Julie Wheeler is working to transform a family hunting camp into a mountain sanctuary for wounded troops. “This is the most healing property I’ve ever spent time on,” Wheeler said. “I am a strong believer that the woods and the outdoors are where people make progress.” (Katy Nesbitt/The Observer)
Julie Wheeler working to turn family hunting camp into retreat for suffering soldiers
JOSEPH — When a soldier comes back from war, readjusting to life at home can be a challenge. Julie Wheeler, director of Divide Camp, is creating a respite for wounded troops in the beauty and solitude of the forest between Big and Little Sheep creeks.
In the early 1960s, Wheeler’s parents, Jim and Rita Fossen, bought 40 acres outside of Joseph. They built an A-frame and ran a guide and outfitter business from May to November in the Eagle Cap Wilderness.
As time went on they built a lodge and cabins, making it a comfortable hunting retreat.
Jim Fossen died in 1991 and the family took care of the camp for another 20 years.
“The camp sort of sat here except during elk season,” Wheeler said. “We continued to make improvements, host clients and hunt with them.”
Wheeler said when she moved to Alaska in 2004, the maintenance got neglected and by 2010 her mother decided to sell the property. She said she came to Wallowa County to clean it up enough for it to be listed.
“That’s when I got the idea of the veteran’s camp,” she said.
For 20 years Wheeler worked in critical incident stress management, rehabilitating those who endured horrible, traumatic events in the line of duty. Her background got her thinking about how she could use the family property for troops who had been through similar situations.
On a walk through the camp, she points out wildflowers, lists the birds, the deer and the elk that make it their home. She can hear wolves howling at night and bears live close by.
“This is the most healing property I’ve ever spent time on,” Wheeler said. “I am a strong believer that the woods and the outdoors are where people make progress.”
Wheeler said the camp is being built to meet the needs of present-time combat vets.
“It’s scary what’s happening with vets; they have unemployment issues, suicide issues. War has the same traumatic impacts as what police, firefighters and emergency service workers go through, but war is longer and troops have more exposure. They come home and don’t have a purpose or a support system.”
On an August afternoon, a friend of Wheeler’s from Southern Oregon, Travis Love, and Iraq war veteran Matt Hay, run a chinking machine filling in the gaps between the logs in the cabins.
Wheeler’s home base is Southern Oregon, and while she has been able to find volunteers from there, she said Hay has been a big help making connections in Wallowa County.
Wheeler’s dream, she said, is to have the camp run by vets, for vets and Hay fits that bill.
Hay was deployed to Iraq from 2009 to 2010. He works with Wheeler preparing the camp to open its doors to wounded veterans.
“Just being up here and being able to work helping Julie out in any way that I can has been great,” Hay said.
Hay said it took him a year and a half to get plugged into any veteran services after he returned from war.
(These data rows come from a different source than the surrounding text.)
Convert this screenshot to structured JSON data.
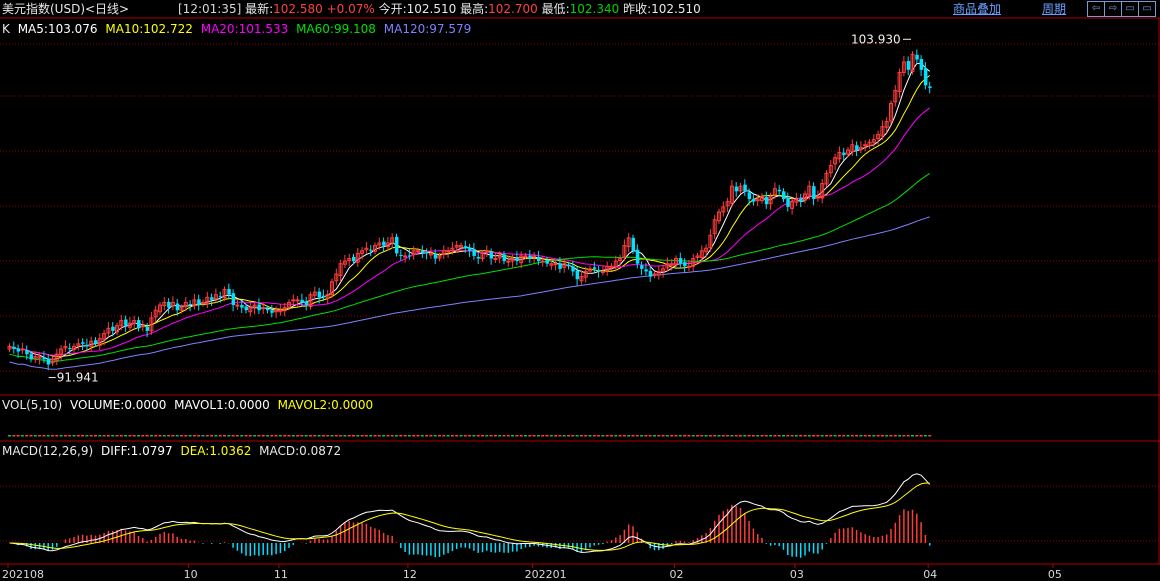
{
  "header": {
    "title": "美元指数(USD)<日线>",
    "time": "[12:01:35]",
    "latest_label": "最新:",
    "latest_value": "102.580",
    "change": "+0.07%",
    "open_label": "今开:",
    "open_value": "102.510",
    "high_label": "最高:",
    "high_value": "102.700",
    "low_label": "最低:",
    "low_value": "102.340",
    "prev_label": "昨收:",
    "prev_value": "102.510",
    "overlay_link": "商品叠加",
    "period_link": "周期",
    "tool_buttons": [
      "⇦",
      "⇨",
      "▭",
      "▭"
    ]
  },
  "colors": {
    "up": "#ff3c3c",
    "down": "#00e0ff",
    "ma5": "#ffffff",
    "ma10": "#ffff00",
    "ma20": "#ff00ff",
    "ma60": "#00e000",
    "ma120": "#8080ff",
    "grid": "#8b0000",
    "diff": "#ffffff",
    "dea": "#ffff00"
  },
  "price_panel": {
    "prefix": "K",
    "ma_labels": [
      "MA5:103.076",
      "MA10:102.722",
      "MA20:101.533",
      "MA60:99.108",
      "MA120:97.579"
    ],
    "max_label": "103.930",
    "min_label": "91.941"
  },
  "volume_panel": {
    "labels": [
      "VOL(5,10)",
      "VOLUME:0.0000",
      "MAVOL1:0.0000",
      "MAVOL2:0.0000"
    ]
  },
  "macd_panel": {
    "labels": [
      "MACD(12,26,9)",
      "DIFF:1.0797",
      "DEA:1.0362",
      "MACD:0.0872"
    ]
  },
  "x_axis": {
    "ticks": [
      {
        "label": "202108",
        "index": 0
      },
      {
        "label": "10",
        "index": 42
      },
      {
        "label": "11",
        "index": 63
      },
      {
        "label": "12",
        "index": 93
      },
      {
        "label": "202201",
        "index": 122
      },
      {
        "label": "02",
        "index": 155
      },
      {
        "label": "03",
        "index": 183
      },
      {
        "label": "04",
        "index": 214
      },
      {
        "label": "05",
        "index": 243
      }
    ]
  },
  "chart_data": {
    "type": "candlestick",
    "ylim": [
      91.3,
      104.3
    ],
    "closes": [
      92.6,
      92.5,
      92.4,
      92.5,
      92.3,
      92.1,
      92.2,
      92.2,
      92.1,
      91.9,
      92.1,
      92.3,
      92.5,
      92.6,
      92.5,
      92.6,
      92.7,
      92.7,
      92.6,
      92.8,
      92.7,
      92.9,
      93.1,
      93.3,
      93.2,
      93.4,
      93.6,
      93.4,
      93.5,
      93.6,
      93.3,
      93.4,
      93.2,
      93.7,
      94.0,
      94.2,
      94.3,
      94.1,
      94.3,
      94.0,
      94.1,
      94.3,
      94.2,
      94.4,
      94.2,
      94.3,
      94.5,
      94.4,
      94.6,
      94.5,
      94.8,
      94.6,
      94.2,
      94.2,
      94.1,
      94.0,
      94.1,
      94.2,
      94.0,
      94.1,
      94.0,
      93.9,
      94.0,
      94.0,
      94.1,
      94.3,
      94.4,
      94.4,
      94.3,
      94.2,
      94.6,
      94.7,
      94.5,
      94.5,
      94.6,
      95.1,
      95.4,
      95.8,
      95.9,
      96.0,
      95.9,
      96.2,
      96.3,
      96.4,
      96.3,
      96.5,
      96.6,
      96.5,
      96.6,
      96.8,
      96.2,
      96.1,
      96.1,
      96.1,
      96.3,
      96.3,
      96.2,
      96.2,
      96.2,
      96.0,
      96.1,
      96.3,
      96.3,
      96.4,
      96.5,
      96.5,
      96.4,
      96.3,
      96.1,
      96.0,
      96.2,
      96.3,
      96.0,
      96.0,
      96.1,
      95.9,
      95.9,
      96.0,
      95.9,
      96.1,
      96.1,
      96.0,
      96.1,
      95.9,
      95.9,
      95.8,
      95.8,
      95.8,
      95.6,
      95.8,
      95.7,
      95.5,
      95.2,
      95.3,
      95.5,
      95.6,
      95.6,
      95.5,
      95.5,
      95.7,
      95.7,
      95.9,
      96.0,
      96.5,
      96.8,
      96.3,
      95.8,
      95.6,
      95.5,
      95.3,
      95.4,
      95.5,
      95.6,
      95.8,
      95.8,
      96.0,
      95.8,
      95.7,
      95.7,
      96.0,
      96.1,
      96.3,
      96.4,
      96.9,
      97.5,
      97.8,
      98.0,
      98.2,
      98.8,
      98.6,
      98.8,
      98.6,
      98.3,
      98.2,
      98.3,
      98.4,
      98.1,
      98.4,
      98.7,
      98.6,
      98.3,
      98.0,
      98.2,
      98.3,
      98.2,
      98.5,
      98.8,
      98.3,
      98.4,
      98.9,
      99.3,
      99.6,
      99.9,
      100.1,
      100.0,
      100.2,
      100.4,
      100.2,
      100.3,
      100.4,
      100.5,
      100.6,
      100.8,
      101.1,
      101.3,
      102.0,
      102.5,
      103.2,
      103.6,
      103.3,
      103.9,
      103.7,
      103.3,
      102.7,
      102.6
    ]
  }
}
He is on medication for depression and anxiety and has had trouble sleeping, but working at the Divide Camp has helped.
When Hay returned to his home in Bend after his tour, he struggled to find work and to fit back into society. He said his stepfather has done maintenance at the camp and his mother talked to Wheeler about Hay working for her.
“The idea of a place like this is important to me, especially because I’m a veteran with a 50-percent disability rating,” Hay said. “I would like to bring guys in who have gone through what I have, or worse, and bring them here.”
The camp, for Hay, has been what Wheeler envisions for other veterans.
“It has a healing sense to it,” Hay said. “There is something about being out in the woods and away from people.”
Wheeler said besides renovating the camp’s buildings, she is looking for packers, guides and support from veteran centers around the region.
The renovated cabins will have bathrooms, kitchenettes and wood stoves. Wheeler said the flooring has been donated and she is looking for a plumber to complete the bathrooms.
“People have been so generous,” she said.
Solar panels were installed for electricity and to run the water pump at a spring. Donated fencing supplies have been used to keep cattle and wildlife out of the spring.
The camp has its own sawmill run by Erlynn Hoffman, Wheeler said, and trees from the property are turned into boards for the various projects, including a shed, constructed at the camp.
“Erlynn can look at a tree and decide what it would be best for,” Wheeler said.
Yet her biggest struggle right now is wading through the nonprofit process with the Internal Revenue Service. A willing foundation, lender or donor would help expedite the process, Wheeler said.
“I can’t apply for grants because I’m waiting for nonprofit status,” Wheeler said. “I’ve had offers from different organizations that say, ‘As soon as you get your status, send in an application.’”